## [Exercise instructions]
Wherever "code" shows up in the records below, copy the whole line.

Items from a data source
━━━━

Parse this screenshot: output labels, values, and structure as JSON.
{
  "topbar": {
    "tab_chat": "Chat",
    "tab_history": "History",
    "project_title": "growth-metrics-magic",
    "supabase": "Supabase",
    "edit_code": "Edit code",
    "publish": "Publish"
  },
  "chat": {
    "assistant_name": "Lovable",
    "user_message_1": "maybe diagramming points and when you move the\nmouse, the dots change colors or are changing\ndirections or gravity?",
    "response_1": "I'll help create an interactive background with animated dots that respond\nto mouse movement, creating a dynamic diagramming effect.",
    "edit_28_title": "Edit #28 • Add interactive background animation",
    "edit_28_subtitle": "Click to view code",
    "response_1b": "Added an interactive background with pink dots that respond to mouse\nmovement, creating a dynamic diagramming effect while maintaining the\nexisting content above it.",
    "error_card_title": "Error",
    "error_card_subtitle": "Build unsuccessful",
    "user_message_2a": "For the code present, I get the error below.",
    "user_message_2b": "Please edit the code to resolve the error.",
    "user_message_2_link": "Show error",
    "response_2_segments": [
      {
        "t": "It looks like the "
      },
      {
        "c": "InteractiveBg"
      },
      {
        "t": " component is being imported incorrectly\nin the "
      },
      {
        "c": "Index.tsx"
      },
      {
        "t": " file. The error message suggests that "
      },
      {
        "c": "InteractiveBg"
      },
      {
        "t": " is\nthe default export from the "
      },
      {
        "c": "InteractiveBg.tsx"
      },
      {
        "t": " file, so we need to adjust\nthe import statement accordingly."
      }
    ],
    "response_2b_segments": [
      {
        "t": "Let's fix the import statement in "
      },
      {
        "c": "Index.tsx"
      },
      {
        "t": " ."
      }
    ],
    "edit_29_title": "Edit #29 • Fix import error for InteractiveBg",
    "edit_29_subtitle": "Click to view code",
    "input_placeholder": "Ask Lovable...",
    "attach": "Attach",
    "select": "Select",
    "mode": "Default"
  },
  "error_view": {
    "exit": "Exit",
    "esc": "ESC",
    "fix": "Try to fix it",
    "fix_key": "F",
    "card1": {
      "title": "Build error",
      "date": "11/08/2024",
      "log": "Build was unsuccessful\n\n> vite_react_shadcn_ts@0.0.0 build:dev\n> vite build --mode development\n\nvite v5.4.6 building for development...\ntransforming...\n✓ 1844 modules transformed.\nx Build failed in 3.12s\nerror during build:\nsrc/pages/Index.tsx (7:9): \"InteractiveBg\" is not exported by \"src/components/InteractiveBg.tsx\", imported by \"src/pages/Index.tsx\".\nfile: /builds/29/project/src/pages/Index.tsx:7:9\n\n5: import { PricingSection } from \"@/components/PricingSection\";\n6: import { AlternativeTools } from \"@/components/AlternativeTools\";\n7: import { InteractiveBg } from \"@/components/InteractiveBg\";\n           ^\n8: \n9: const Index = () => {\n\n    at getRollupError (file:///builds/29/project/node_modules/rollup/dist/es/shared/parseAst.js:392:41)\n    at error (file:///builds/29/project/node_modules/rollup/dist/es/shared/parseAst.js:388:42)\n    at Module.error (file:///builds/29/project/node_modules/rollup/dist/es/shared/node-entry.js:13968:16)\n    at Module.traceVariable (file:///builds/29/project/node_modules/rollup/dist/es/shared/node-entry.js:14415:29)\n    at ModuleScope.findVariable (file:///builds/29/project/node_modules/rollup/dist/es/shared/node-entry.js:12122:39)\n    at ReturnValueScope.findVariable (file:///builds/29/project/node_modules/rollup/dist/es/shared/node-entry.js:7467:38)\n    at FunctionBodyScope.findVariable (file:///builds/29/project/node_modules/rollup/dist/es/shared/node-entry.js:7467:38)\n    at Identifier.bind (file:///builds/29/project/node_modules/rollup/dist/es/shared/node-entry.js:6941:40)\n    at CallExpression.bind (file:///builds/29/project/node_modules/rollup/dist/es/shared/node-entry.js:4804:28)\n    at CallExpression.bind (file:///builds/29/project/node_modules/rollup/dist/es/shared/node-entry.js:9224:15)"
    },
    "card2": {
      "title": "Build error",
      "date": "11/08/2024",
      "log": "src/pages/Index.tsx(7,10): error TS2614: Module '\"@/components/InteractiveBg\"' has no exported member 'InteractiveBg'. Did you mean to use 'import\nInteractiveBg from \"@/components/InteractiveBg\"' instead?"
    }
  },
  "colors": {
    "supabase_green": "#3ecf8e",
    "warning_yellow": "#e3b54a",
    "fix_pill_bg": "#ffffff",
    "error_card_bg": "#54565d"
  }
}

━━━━

## [Output for this task]
    "edit_code": "Edit code",
    "edit_28_subtitle": "Click to view code",
    "user_message_2a": "For the code present, I get the error below.",
    "user_message_2b": "Please edit the code to resolve the error.",
    "edit_29_subtitle": "Click to view code",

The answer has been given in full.